The conservative case for taxing carbon emissions
15 February 2017 | Mitigation
As tough sells go, trying to interest the Republicans in the US Congress, or Donald Trump’s White House, in a new federal tax on carbon is a doozy.
Nonetheless, Republican grandees and economists are trying to change the debate on climate change in the face of scepticism from their own party.
The authors, who include former secretaries of state James Baker and George Shultz, may have been expecting to deal with a President Clinton and a Republican minority in Congress. All the same, the main thrust of their proposal deserves support.
There is nothing intrinsically statist about correcting a price to incorporate the true costs of production — in this case, the environmental cost of carbon emissions — while leaving the wider market untouched.
Accepting that principle would make intelligent economics, rather than ideology, the underpinning of the US approach to climate change.
Barack Obama’s efforts to join a global carbon emissions pact encountered determined Republican opposition on Capitol Hill.
To disarm that resistance requires several things: an acceptance that human-made global warming exists; overcoming an aversion to new taxes, and assurance that American businesses will not be disadvantaged against foreign competitors. The first is hard to address: it butts up against firmly held prejudices. The second is addressed in part by returning the proceeds from the levy as a “dividend” to taxpayers.
On the third, the senior Republicans offer the solution of levelling the playing field with a carbon border tax, to be charged on imports from countries with laxer emissions pricing. The idea has followers elsewhere.
Lakshmi Mittal, head of the world’s largest steelmaker by output, says any increase in carbon prices via the EU emissions trading scheme should be offset by a border tax.
In theory, a carbon tariff should work well. It deals with concerns that raising levies on carbon-intensive production will simply push it abroad to countries where it is not taxed, leading to a loss of competitiveness for taxed industries without helping the environment.
In practice, though, a carbon border tax could be fiendishly hard to implement. Agreeing a consistent methodology for pricing carbon emissions will be problematic.
Moreover, if carbon pricing is based on country-by-country estimates of emissions, a border tax will give a competitive advantage to cheaper, dirtier producers rather than more expensive, cleaner ones within each country.

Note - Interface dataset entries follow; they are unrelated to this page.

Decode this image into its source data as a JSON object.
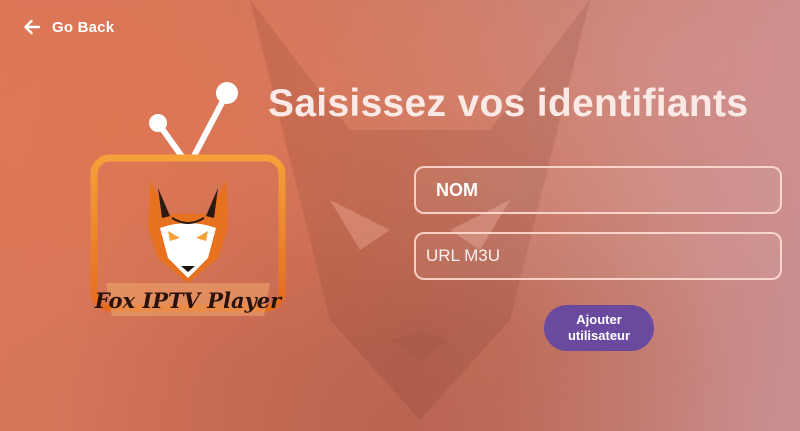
{
  "nav": {
    "back_label": "Go Back",
    "back_icon": "arrow-left-icon"
  },
  "logo": {
    "icon": "fox-tv-logo",
    "text": "Fox IPTV Player"
  },
  "heading": {
    "title": "Saisissez vos identifiants"
  },
  "form": {
    "name_value": "NOM",
    "url_placeholder": "URL M3U",
    "submit_label": "Ajouter utilisateur"
  },
  "colors": {
    "button": "#6a4a9e",
    "title_text": "#fbe9e6",
    "field_border": "#ffe1d7"
  }
}
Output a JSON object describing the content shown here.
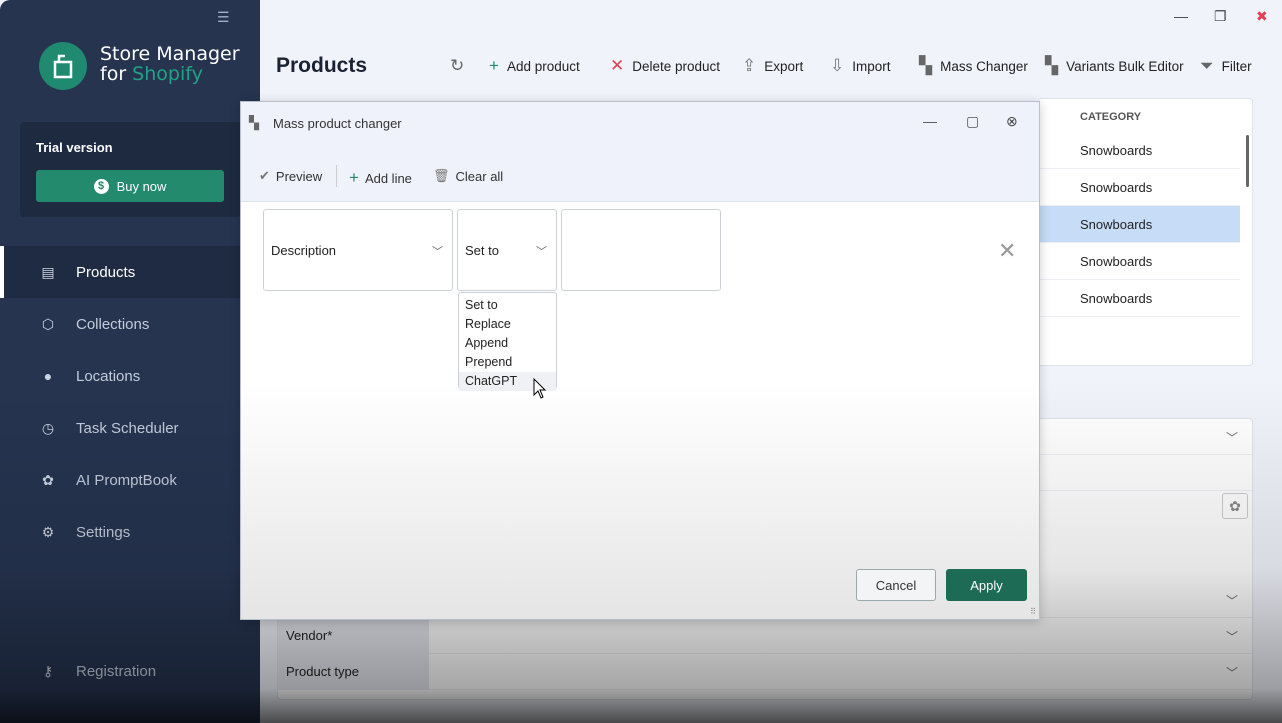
{
  "app": {
    "name_line1": "Store Manager",
    "name_line2_a": "for ",
    "name_line2_b": "Shopify",
    "trial": "Trial version",
    "buy": "Buy now"
  },
  "sidebar": {
    "items": [
      {
        "label": "Products",
        "icon": "document-icon",
        "active": true
      },
      {
        "label": "Collections",
        "icon": "cube-icon"
      },
      {
        "label": "Locations",
        "icon": "pin-icon"
      },
      {
        "label": "Task Scheduler",
        "icon": "clock-icon"
      },
      {
        "label": "AI PromptBook",
        "icon": "openai-icon"
      },
      {
        "label": "Settings",
        "icon": "gear-icon"
      }
    ],
    "registration": "Registration"
  },
  "header": {
    "title": "Products",
    "toolbar": [
      "Add product",
      "Delete product",
      "Export",
      "Import",
      "Mass Changer",
      "Variants Bulk Editor",
      "Filter"
    ]
  },
  "table": {
    "column": "CATEGORY",
    "rows": [
      "Snowboards",
      "Snowboards",
      "Snowboards",
      "Snowboards",
      "Snowboards"
    ],
    "selected_index": 2
  },
  "panel": {
    "rows": [
      "Vendor*",
      "Product type"
    ]
  },
  "dialog": {
    "title": "Mass product changer",
    "toolbar": {
      "preview": "Preview",
      "add_line": "Add line",
      "clear_all": "Clear all"
    },
    "field": "Description",
    "operation": "Set to",
    "value": "",
    "options": [
      "Set to",
      "Replace",
      "Append",
      "Prepend",
      "ChatGPT"
    ],
    "hovered_option": "ChatGPT",
    "cancel": "Cancel",
    "apply": "Apply"
  },
  "colors": {
    "sidebar": "#263450",
    "accent": "#238a6e",
    "apply": "#1e6b55",
    "selected_row": "#c6dcf7"
  }
}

And mechanisms will need to be invented to track the carbon content and pricing of a product at each point in the supply chain to make sure taxes at the import destination are fair and equitable.
In truth, if enough international political will existed to create a viable and legal border tax, it might be easier to harness that will to construct a consistent system of carbon pricing, and make the tax unnecessary.
There are one or two other problems with the grandees’ proposal. It contains a sweetener for those concerned about higher taxes — a rollback of other government controls affecting the energy sector.
However, if that deregulation reduces constraints on emissions of other greenhouse gases such as methane, it will undo the positive effect of the carbon pricing element. Still, the overall thrust of the plan is right.
Human-caused climate change is real, and imposing some kind of price on carbon emissions is the best way to address it.
The resistance the proposal will face in the White House and Congress says more about political short-sightedness and the power of lobbyists than the wisdom of the idea itself.
Source: Financial Times